A contrast in color and shape, this red, white and blue by-pass ring is banded with invisibly set rubies, pavé set diamonds and tipped with bezel-set cabochon sapphires.
Le Vian’s famous lobster pin was first introduced in 1981, is still a reigning favorite. The 18-karat gold banded body is invisibly set with princess-cut rubies; the eyes and tentacle tips are cabochon rubies.
Diamond-studded claws complete this delicious crustacean. The lobster has the distinction of being the forerunner of today’s wonderful world of land, sea and air creatures by Le Vian. Peacocks to hummingbirds, fish to frogs, bears to butterflies, crabs to cottontails, lady bugs to puppy dogs – all look their glittering best garbed in jeweled gold by Le Vian.

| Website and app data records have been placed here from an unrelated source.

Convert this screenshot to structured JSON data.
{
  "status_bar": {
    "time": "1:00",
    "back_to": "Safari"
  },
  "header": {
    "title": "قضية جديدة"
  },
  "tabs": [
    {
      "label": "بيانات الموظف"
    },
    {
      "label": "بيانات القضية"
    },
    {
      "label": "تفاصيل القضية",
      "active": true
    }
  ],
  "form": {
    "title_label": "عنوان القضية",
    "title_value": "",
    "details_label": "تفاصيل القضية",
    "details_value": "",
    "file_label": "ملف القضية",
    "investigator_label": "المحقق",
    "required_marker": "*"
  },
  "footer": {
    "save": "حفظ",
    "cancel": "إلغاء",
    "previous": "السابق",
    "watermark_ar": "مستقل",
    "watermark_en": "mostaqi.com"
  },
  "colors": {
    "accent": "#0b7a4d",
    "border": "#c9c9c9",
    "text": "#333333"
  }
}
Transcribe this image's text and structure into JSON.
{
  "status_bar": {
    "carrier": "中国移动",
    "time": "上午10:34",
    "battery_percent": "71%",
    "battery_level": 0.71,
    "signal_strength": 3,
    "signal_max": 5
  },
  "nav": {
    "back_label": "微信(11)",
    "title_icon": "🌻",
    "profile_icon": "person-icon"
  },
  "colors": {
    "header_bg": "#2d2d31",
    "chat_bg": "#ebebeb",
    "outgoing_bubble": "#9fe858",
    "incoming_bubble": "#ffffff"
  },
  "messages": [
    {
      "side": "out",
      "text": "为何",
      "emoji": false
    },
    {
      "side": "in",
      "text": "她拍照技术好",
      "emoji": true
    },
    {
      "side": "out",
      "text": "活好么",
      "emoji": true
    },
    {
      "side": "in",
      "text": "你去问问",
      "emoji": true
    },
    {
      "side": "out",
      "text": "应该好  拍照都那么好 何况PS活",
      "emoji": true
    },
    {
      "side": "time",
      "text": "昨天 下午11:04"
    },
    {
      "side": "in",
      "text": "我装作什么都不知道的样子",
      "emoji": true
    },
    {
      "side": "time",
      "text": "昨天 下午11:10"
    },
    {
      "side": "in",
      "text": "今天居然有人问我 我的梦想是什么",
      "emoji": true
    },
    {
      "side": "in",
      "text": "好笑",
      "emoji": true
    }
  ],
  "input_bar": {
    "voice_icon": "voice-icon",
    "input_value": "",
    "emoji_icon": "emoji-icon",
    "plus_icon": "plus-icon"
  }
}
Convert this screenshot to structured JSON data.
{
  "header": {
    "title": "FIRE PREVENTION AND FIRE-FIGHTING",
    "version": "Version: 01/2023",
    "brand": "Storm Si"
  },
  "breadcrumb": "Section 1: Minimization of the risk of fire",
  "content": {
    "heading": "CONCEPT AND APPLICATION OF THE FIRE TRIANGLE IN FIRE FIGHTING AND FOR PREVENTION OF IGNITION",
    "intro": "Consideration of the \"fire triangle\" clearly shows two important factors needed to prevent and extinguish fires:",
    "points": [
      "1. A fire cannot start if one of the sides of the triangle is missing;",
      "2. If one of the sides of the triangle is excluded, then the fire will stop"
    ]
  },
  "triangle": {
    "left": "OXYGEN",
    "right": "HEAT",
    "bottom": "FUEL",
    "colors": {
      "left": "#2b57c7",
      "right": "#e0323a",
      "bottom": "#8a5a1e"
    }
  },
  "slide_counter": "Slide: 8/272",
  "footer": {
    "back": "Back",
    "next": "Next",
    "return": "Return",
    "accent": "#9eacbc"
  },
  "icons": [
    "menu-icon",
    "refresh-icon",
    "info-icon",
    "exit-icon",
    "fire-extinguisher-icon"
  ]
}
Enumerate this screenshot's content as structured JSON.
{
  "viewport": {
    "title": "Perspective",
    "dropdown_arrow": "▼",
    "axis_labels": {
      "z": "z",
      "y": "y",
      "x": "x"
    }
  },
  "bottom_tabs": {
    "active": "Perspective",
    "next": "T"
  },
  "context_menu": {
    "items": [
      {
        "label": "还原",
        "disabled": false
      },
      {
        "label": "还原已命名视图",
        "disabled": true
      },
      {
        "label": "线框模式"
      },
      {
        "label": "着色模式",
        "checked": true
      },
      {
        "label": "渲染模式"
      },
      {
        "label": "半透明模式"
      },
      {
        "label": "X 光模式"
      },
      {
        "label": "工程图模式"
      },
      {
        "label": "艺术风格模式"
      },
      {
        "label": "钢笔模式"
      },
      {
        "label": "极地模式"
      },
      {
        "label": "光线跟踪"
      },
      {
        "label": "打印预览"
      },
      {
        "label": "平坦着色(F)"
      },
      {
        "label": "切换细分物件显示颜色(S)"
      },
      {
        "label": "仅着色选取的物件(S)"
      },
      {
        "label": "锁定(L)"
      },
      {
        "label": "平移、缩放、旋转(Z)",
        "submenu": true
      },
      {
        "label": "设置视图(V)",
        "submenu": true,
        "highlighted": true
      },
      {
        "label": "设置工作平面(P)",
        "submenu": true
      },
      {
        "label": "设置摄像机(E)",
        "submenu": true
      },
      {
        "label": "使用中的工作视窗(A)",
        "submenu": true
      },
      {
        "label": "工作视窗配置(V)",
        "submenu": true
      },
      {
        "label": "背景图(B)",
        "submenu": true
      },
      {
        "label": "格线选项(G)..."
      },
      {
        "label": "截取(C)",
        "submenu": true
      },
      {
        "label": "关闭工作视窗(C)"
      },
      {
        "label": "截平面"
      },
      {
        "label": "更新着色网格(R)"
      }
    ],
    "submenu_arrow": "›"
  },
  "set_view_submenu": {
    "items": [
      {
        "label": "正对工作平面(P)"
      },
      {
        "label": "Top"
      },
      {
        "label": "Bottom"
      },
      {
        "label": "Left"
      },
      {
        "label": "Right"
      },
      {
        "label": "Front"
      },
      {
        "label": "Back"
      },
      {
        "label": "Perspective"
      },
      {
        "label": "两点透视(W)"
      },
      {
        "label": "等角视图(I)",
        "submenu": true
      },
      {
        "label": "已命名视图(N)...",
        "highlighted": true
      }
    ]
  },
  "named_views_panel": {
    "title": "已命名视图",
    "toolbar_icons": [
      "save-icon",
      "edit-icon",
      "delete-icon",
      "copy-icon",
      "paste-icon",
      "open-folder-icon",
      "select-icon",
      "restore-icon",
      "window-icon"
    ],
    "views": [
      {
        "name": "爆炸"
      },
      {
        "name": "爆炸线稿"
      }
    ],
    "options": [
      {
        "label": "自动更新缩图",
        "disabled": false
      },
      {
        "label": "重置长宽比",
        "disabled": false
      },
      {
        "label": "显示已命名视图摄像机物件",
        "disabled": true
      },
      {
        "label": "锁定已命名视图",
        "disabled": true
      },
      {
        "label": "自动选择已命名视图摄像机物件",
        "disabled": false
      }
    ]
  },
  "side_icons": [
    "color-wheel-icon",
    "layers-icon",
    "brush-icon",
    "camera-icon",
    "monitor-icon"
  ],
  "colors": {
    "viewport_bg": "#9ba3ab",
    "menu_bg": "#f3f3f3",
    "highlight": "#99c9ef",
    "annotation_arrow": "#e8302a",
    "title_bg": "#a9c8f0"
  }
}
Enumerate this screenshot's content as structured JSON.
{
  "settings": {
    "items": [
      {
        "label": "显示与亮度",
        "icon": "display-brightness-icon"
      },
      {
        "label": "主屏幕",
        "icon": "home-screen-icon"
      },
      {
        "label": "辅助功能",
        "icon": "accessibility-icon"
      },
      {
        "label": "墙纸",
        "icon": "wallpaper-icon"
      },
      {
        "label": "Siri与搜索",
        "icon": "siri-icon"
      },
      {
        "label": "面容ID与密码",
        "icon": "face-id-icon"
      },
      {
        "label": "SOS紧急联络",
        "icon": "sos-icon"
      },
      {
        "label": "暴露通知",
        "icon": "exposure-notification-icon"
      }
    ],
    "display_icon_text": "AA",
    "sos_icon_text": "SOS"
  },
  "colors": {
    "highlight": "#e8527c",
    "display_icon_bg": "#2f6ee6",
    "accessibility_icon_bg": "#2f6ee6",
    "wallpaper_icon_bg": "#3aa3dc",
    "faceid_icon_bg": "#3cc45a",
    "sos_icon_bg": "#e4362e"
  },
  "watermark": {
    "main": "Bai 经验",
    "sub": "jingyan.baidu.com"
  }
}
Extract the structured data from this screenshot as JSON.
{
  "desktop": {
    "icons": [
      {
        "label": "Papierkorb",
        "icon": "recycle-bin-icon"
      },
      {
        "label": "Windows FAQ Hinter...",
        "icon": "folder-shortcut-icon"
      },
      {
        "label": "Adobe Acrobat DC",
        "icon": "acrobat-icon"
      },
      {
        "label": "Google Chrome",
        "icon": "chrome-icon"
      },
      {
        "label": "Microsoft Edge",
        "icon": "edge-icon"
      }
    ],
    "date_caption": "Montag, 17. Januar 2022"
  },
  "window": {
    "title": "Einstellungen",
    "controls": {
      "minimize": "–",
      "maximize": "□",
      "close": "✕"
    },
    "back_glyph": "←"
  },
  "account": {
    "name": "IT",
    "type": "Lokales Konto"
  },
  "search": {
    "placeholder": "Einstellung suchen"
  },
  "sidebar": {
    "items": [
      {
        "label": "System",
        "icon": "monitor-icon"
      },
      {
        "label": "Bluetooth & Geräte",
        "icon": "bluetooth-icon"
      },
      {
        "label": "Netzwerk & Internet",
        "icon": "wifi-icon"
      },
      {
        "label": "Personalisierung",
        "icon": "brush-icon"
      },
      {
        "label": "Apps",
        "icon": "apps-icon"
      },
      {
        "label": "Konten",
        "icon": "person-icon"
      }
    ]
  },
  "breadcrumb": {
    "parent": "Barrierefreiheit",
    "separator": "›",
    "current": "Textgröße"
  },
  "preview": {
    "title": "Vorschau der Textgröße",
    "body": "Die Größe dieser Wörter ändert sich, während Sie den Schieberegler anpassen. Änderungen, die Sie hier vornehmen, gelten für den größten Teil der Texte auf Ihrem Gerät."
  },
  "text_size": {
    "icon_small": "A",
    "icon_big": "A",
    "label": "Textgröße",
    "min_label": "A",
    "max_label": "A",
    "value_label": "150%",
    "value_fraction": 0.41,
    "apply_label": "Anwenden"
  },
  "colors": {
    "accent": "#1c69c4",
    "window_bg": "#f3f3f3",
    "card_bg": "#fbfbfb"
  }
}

In 1985, Le Vian was commissioned to reproduce the Prince of Wales “plumes” pin, which was auctioned in the estate of the Duchess of Windsor. It reproduces the official crest of the Prince of Wales, using reticulated plumes of baguette diamonds, with feathers and crest set in round diamonds.
Taking the art of invisible settings to new heights, this matching set of bracelet and earrings is made of 18-karat gold invisibly set with princess cut diamonds.
The timelessness of the Duchess of Windsor’s jewels inspired Eddie Le Vian to redesign choice pieces from the collection. His copyrighted re-creation of her famous panther bracelet is formed of 18-karat yellow gold covered with diamonds from head to the tip of the tail. The spots are irregularly shaped faceted sapphires; the piercing green eyes are marquise shaped cabochon emeralds; the nose a special cut of black onyx. Made of flexible interconnected parts, this famous piece can convert to a pin that drapes over the shoulder.
The celebrated Fiesta Bowl Tiara has been worn by the reigning Fiesta Bowl Queen since 1985 during the colorful Pageant and Parade preceding the annual, nationally televised, championship game. The gold work was handcrafted over six months by Le Vian, using four ounces of 18-karat gold, a 2000 year old technique. Valued at $180,000, it contains 392 marquise-cut rubies and round cut diamonds totaling 75 carats.
Originally designed in 1950, this striking flower pin was re-created to mark the 500th anniversary of Le Vian. It is petaled with 81.13 carats of invisibly set glowing red rubies which open around a sparkling heart of 19 diamonds totalling 3.66 carats.